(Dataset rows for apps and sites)
· · · · ·

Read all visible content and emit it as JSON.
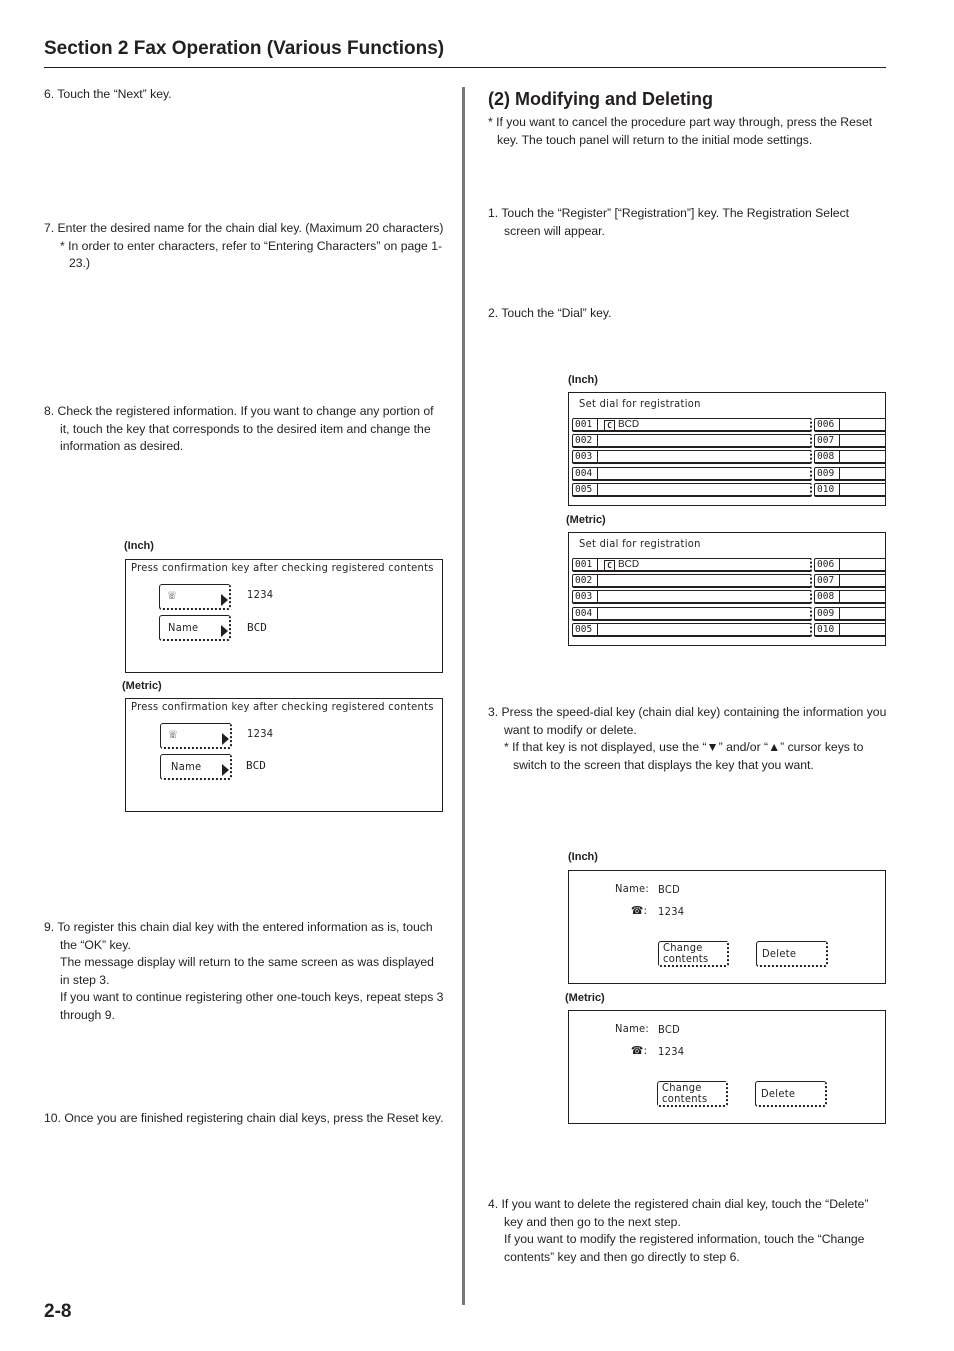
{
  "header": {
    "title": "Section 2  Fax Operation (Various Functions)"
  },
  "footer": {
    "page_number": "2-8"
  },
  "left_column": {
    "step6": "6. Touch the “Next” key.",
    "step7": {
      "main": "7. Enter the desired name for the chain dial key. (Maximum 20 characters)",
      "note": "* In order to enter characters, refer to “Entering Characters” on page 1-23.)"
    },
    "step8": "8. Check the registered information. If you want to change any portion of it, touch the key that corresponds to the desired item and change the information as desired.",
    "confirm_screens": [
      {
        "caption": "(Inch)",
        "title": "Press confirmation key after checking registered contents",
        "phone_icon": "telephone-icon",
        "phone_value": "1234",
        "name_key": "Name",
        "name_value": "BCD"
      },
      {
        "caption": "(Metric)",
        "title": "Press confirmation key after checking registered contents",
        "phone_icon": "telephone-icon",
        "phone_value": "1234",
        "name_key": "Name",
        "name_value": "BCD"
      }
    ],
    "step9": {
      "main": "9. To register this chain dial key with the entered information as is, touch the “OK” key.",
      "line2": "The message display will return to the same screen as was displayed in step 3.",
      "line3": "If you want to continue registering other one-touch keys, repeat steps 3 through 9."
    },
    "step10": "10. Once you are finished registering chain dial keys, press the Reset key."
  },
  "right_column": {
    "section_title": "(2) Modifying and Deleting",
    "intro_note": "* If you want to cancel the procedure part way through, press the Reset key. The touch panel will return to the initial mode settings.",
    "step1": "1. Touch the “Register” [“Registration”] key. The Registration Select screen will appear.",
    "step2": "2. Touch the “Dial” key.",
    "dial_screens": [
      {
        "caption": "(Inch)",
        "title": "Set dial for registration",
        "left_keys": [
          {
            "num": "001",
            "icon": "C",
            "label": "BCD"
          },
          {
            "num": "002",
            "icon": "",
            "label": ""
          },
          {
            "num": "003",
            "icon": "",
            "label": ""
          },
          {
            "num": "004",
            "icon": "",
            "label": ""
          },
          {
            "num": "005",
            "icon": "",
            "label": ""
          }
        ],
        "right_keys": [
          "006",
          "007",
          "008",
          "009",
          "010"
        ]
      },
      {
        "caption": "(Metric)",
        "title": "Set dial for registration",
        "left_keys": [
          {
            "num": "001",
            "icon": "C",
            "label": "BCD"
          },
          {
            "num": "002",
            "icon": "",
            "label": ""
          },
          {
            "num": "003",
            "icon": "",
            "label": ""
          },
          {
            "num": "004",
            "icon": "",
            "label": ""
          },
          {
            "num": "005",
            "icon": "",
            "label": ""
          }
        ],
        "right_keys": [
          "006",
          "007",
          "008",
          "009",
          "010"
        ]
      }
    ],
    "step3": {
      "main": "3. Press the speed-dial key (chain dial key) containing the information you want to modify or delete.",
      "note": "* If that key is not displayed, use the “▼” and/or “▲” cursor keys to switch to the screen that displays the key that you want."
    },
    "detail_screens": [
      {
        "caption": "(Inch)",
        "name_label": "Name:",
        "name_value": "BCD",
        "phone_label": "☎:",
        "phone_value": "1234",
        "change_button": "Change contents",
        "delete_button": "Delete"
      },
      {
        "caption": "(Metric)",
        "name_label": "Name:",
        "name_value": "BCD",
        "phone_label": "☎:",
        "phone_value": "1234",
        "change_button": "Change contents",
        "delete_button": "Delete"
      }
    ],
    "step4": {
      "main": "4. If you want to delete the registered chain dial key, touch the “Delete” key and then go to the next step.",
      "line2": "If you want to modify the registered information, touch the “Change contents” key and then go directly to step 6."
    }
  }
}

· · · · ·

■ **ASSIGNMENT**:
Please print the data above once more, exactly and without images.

■ **RESULT**:
Read all visible content and emit it as JSON.
{
  "header": {
    "title": "Section 2  Fax Operation (Various Functions)"
  },
  "footer": {
    "page_number": "2-8"
  },
  "left_column": {
    "step6": "6. Touch the “Next” key.",
    "step7": {
      "main": "7. Enter the desired name for the chain dial key. (Maximum 20 characters)",
      "note": "* In order to enter characters, refer to “Entering Characters” on page 1-23.)"
    },
    "step8": "8. Check the registered information. If you want to change any portion of it, touch the key that corresponds to the desired item and change the information as desired.",
    "confirm_screens": [
      {
        "caption": "(Inch)",
        "title": "Press confirmation key after checking registered contents",
        "phone_icon": "telephone-icon",
        "phone_value": "1234",
        "name_key": "Name",
        "name_value": "BCD"
      },
      {
        "caption": "(Metric)",
        "title": "Press confirmation key after checking registered contents",
        "phone_icon": "telephone-icon",
        "phone_value": "1234",
        "name_key": "Name",
        "name_value": "BCD"
      }
    ],
    "step9": {
      "main": "9. To register this chain dial key with the entered information as is, touch the “OK” key.",
      "line2": "The message display will return to the same screen as was displayed in step 3.",
      "line3": "If you want to continue registering other one-touch keys, repeat steps 3 through 9."
    },
    "step10": "10. Once you are finished registering chain dial keys, press the Reset key."
  },
  "right_column": {
    "section_title": "(2) Modifying and Deleting",
    "intro_note": "* If you want to cancel the procedure part way through, press the Reset key. The touch panel will return to the initial mode settings.",
    "step1": "1. Touch the “Register” [“Registration”] key. The Registration Select screen will appear.",
    "step2": "2. Touch the “Dial” key.",
    "dial_screens": [
      {
        "caption": "(Inch)",
        "title": "Set dial for registration",
        "left_keys": [
          {
            "num": "001",
            "icon": "C",
            "label": "BCD"
          },
          {
            "num": "002",
            "icon": "",
            "label": ""
          },
          {
            "num": "003",
            "icon": "",
            "label": ""
          },
          {
            "num": "004",
            "icon": "",
            "label": ""
          },
          {
            "num": "005",
            "icon": "",
            "label": ""
          }
        ],
        "right_keys": [
          "006",
          "007",
          "008",
          "009",
          "010"
        ]
      },
      {
        "caption": "(Metric)",
        "title": "Set dial for registration",
        "left_keys": [
          {
            "num": "001",
            "icon": "C",
            "label": "BCD"
          },
          {
            "num": "002",
            "icon": "",
            "label": ""
          },
          {
            "num": "003",
            "icon": "",
            "label": ""
          },
          {
            "num": "004",
            "icon": "",
            "label": ""
          },
          {
            "num": "005",
            "icon": "",
            "label": ""
          }
        ],
        "right_keys": [
          "006",
          "007",
          "008",
          "009",
          "010"
        ]
      }
    ],
    "step3": {
      "main": "3. Press the speed-dial key (chain dial key) containing the information you want to modify or delete.",
      "note": "* If that key is not displayed, use the “▼” and/or “▲” cursor keys to switch to the screen that displays the key that you want."
    },
    "detail_screens": [
      {
        "caption": "(Inch)",
        "name_label": "Name:",
        "name_value": "BCD",
        "phone_label": "☎:",
        "phone_value": "1234",
        "change_button": "Change contents",
        "delete_button": "Delete"
      },
      {
        "caption": "(Metric)",
        "name_label": "Name:",
        "name_value": "BCD",
        "phone_label": "☎:",
        "phone_value": "1234",
        "change_button": "Change contents",
        "delete_button": "Delete"
      }
    ],
    "step4": {
      "main": "4. If you want to delete the registered chain dial key, touch the “Delete” key and then go to the next step.",
      "line2": "If you want to modify the registered information, touch the “Change contents” key and then go directly to step 6."
    }
  }
}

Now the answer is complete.